The course will unfold across three major themes: core economic principles, national economy, and policy tools. First, students will be introduced to core economic principles and key concepts, such as scarcity, opportunity costs, comparative advantage, and laws of demand and supply all of which act as a foundation for the proceeding weeks. Using this knowledge, students will connect these principles to real-world examples of price floors, competitive markets, and international trade, as well as current events and how they create or sustain the economic value of a nation.
Then, as the course progresses, students will understand how the aforementioned forces interconnect and intertwine to create the national economy. Students will study how a nation’s economy is measured, what constitutes gross domestic product (GDP), and the consumer price index (CPI). Additionally, students will come to gain comfort in the inflows and outflows of national income and expenditure and how national surpluses or deficits come about. The course will also explain the destructive powers of high inflation or conversely deflation and unemployment.

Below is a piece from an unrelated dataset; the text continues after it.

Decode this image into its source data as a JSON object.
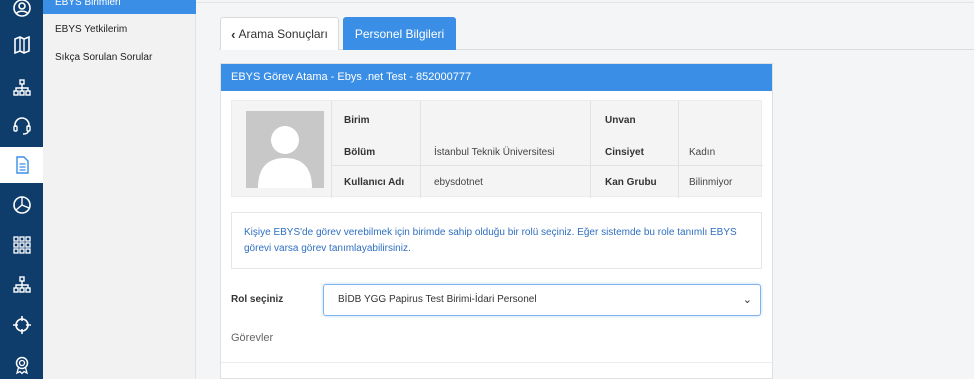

Finally, the course will conclude with an examination of the arsenal of public, fiscal, and monetary policy tools at the disposal of a nation to direct economic outcomes. Students will grasp key concepts, such as the money supply curve and aggregate demand, as well as macroeconomic equilibrium. We will also cover just how quickly it can all go wrong for an economy by focusing on some of the more well-known financial crises and the lessons learned and how we can avoid falling into the same trap in the future.
No prior knowledge of economics is required to attend this course, although an understanding of mathematics at an Algebra II level is suggested.